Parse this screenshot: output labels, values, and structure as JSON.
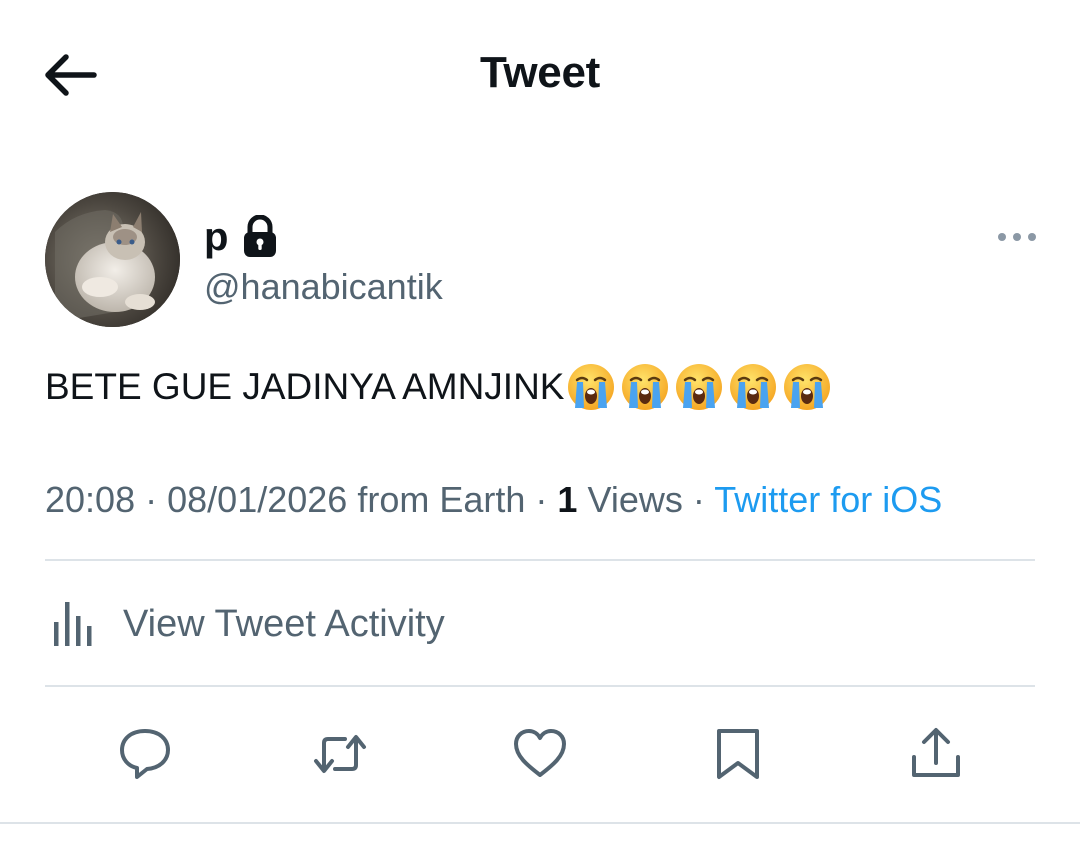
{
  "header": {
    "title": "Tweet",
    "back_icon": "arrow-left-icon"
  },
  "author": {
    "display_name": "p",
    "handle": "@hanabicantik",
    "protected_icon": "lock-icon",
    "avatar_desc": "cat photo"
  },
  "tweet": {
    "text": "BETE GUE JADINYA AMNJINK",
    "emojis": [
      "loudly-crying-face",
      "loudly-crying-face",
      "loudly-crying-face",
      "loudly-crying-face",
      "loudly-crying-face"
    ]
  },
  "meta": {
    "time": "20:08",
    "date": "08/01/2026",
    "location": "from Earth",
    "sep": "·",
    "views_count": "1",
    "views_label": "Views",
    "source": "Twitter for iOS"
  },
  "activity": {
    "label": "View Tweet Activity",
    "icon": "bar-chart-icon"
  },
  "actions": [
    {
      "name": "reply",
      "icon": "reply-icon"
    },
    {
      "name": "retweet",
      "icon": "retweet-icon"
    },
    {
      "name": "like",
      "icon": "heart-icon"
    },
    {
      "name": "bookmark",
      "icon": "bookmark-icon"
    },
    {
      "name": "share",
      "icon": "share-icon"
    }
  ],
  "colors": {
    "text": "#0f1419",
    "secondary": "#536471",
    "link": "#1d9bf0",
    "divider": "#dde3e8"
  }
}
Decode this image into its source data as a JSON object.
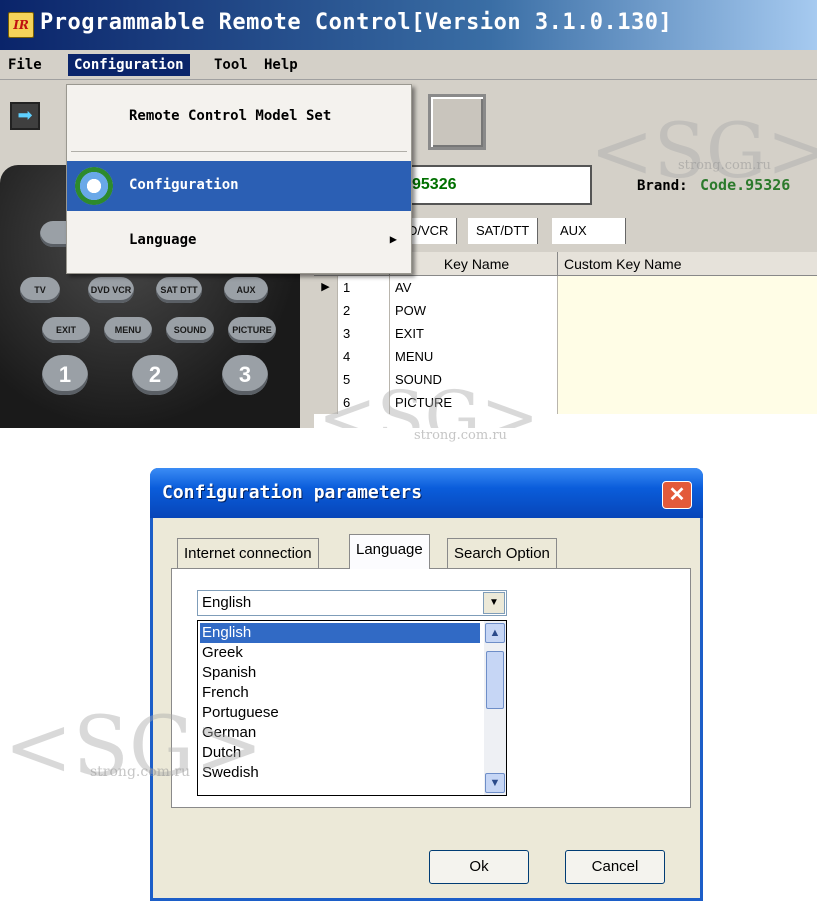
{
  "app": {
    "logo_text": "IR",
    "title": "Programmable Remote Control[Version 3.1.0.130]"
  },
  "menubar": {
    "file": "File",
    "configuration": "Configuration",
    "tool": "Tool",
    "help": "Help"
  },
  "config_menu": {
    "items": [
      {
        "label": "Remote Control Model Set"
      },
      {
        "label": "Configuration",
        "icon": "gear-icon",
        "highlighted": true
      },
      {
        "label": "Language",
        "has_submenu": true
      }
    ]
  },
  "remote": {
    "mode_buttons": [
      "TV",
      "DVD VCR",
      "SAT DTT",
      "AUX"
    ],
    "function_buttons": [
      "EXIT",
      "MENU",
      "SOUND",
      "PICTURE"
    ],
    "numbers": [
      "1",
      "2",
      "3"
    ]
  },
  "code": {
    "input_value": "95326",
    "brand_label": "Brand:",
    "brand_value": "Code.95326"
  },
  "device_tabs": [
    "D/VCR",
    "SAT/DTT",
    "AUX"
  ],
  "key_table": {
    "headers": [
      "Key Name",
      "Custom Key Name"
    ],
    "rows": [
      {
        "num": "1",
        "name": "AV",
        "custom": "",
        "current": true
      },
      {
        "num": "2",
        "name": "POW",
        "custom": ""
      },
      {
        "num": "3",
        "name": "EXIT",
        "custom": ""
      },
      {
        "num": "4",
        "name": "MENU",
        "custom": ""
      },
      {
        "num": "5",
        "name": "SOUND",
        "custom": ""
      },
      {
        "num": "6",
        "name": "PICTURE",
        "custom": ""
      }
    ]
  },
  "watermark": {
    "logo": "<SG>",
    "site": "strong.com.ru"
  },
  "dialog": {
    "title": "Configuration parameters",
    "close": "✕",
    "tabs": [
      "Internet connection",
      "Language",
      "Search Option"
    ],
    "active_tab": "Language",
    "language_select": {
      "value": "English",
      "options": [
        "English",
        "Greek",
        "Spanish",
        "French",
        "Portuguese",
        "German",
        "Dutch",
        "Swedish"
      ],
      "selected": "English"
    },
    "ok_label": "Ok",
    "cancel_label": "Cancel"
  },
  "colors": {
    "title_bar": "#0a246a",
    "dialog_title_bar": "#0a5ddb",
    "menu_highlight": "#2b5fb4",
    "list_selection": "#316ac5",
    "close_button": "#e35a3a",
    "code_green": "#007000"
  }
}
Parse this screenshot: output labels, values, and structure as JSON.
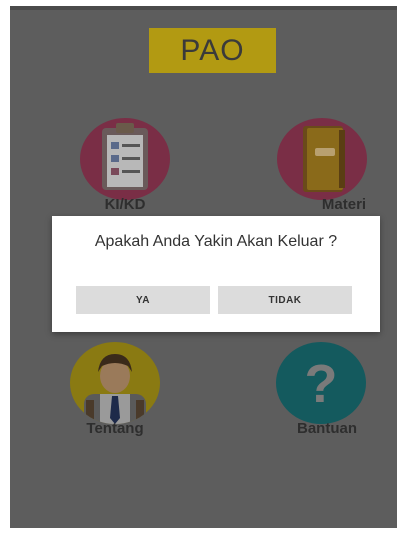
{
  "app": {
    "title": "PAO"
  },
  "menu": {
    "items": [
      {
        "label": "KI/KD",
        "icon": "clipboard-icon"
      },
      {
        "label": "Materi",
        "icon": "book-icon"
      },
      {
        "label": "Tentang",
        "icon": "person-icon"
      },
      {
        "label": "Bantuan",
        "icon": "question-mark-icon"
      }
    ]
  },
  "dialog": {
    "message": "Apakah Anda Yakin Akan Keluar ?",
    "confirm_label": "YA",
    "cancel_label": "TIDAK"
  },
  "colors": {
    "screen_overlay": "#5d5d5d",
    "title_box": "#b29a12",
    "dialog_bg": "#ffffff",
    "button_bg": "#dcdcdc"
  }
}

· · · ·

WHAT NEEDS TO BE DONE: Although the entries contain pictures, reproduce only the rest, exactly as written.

THE ANSWER:
Parse this screenshot: output labels, values, and structure as JSON.
{
  "header": {
    "title": "Tweet",
    "back_icon": "arrow-left-icon"
  },
  "author": {
    "display_name": "p",
    "handle": "@hanabicantik",
    "protected_icon": "lock-icon",
    "avatar_desc": "cat photo"
  },
  "tweet": {
    "text": "BETE GUE JADINYA AMNJINK",
    "emojis": [
      "loudly-crying-face",
      "loudly-crying-face",
      "loudly-crying-face",
      "loudly-crying-face",
      "loudly-crying-face"
    ]
  },
  "meta": {
    "time": "20:08",
    "date": "08/01/2026",
    "location": "from Earth",
    "sep": "·",
    "views_count": "1",
    "views_label": "Views",
    "source": "Twitter for iOS"
  },
  "activity": {
    "label": "View Tweet Activity",
    "icon": "bar-chart-icon"
  },
  "actions": [
    {
      "name": "reply",
      "icon": "reply-icon"
    },
    {
      "name": "retweet",
      "icon": "retweet-icon"
    },
    {
      "name": "like",
      "icon": "heart-icon"
    },
    {
      "name": "bookmark",
      "icon": "bookmark-icon"
    },
    {
      "name": "share",
      "icon": "share-icon"
    }
  ],
  "colors": {
    "text": "#0f1419",
    "secondary": "#536471",
    "link": "#1d9bf0",
    "divider": "#dde3e8"
  }
}
Decode this image into its source data as a JSON object.
{
  "app": {
    "logo_text": "IR",
    "title": "Programmable Remote Control[Version 3.1.0.130]"
  },
  "menubar": {
    "file": "File",
    "configuration": "Configuration",
    "tool": "Tool",
    "help": "Help"
  },
  "config_menu": {
    "items": [
      {
        "label": "Remote Control Model Set"
      },
      {
        "label": "Configuration",
        "icon": "gear-icon",
        "highlighted": true
      },
      {
        "label": "Language",
        "has_submenu": true
      }
    ]
  },
  "remote": {
    "mode_buttons": [
      "TV",
      "DVD VCR",
      "SAT DTT",
      "AUX"
    ],
    "function_buttons": [
      "EXIT",
      "MENU",
      "SOUND",
      "PICTURE"
    ],
    "numbers": [
      "1",
      "2",
      "3"
    ]
  },
  "code": {
    "input_value": "95326",
    "brand_label": "Brand:",
    "brand_value": "Code.95326"
  },
  "device_tabs": [
    "D/VCR",
    "SAT/DTT",
    "AUX"
  ],
  "key_table": {
    "headers": [
      "Key Name",
      "Custom Key Name"
    ],
    "rows": [
      {
        "num": "1",
        "name": "AV",
        "custom": "",
        "current": true
      },
      {
        "num": "2",
        "name": "POW",
        "custom": ""
      },
      {
        "num": "3",
        "name": "EXIT",
        "custom": ""
      },
      {
        "num": "4",
        "name": "MENU",
        "custom": ""
      },
      {
        "num": "5",
        "name": "SOUND",
        "custom": ""
      },
      {
        "num": "6",
        "name": "PICTURE",
        "custom": ""
      }
    ]
  },
  "watermark": {
    "logo": "<SG>",
    "site": "strong.com.ru"
  },
  "dialog": {
    "title": "Configuration parameters",
    "close": "✕",
    "tabs": [
      "Internet connection",
      "Language",
      "Search Option"
    ],
    "active_tab": "Language",
    "language_select": {
      "value": "English",
      "options": [
        "English",
        "Greek",
        "Spanish",
        "French",
        "Portuguese",
        "German",
        "Dutch",
        "Swedish"
      ],
      "selected": "English"
    },
    "ok_label": "Ok",
    "cancel_label": "Cancel"
  },
  "colors": {
    "title_bar": "#0a246a",
    "dialog_title_bar": "#0a5ddb",
    "menu_highlight": "#2b5fb4",
    "list_selection": "#316ac5",
    "close_button": "#e35a3a",
    "code_green": "#007000"
  }
}
Parse this screenshot: output labels, values, and structure as JSON.
{
  "app": {
    "title": "PAO"
  },
  "menu": {
    "items": [
      {
        "label": "KI/KD",
        "icon": "clipboard-icon"
      },
      {
        "label": "Materi",
        "icon": "book-icon"
      },
      {
        "label": "Tentang",
        "icon": "person-icon"
      },
      {
        "label": "Bantuan",
        "icon": "question-mark-icon"
      }
    ]
  },
  "dialog": {
    "message": "Apakah Anda Yakin Akan Keluar ?",
    "confirm_label": "YA",
    "cancel_label": "TIDAK"
  },
  "colors": {
    "screen_overlay": "#5d5d5d",
    "title_box": "#b29a12",
    "dialog_bg": "#ffffff",
    "button_bg": "#dcdcdc"
  }
}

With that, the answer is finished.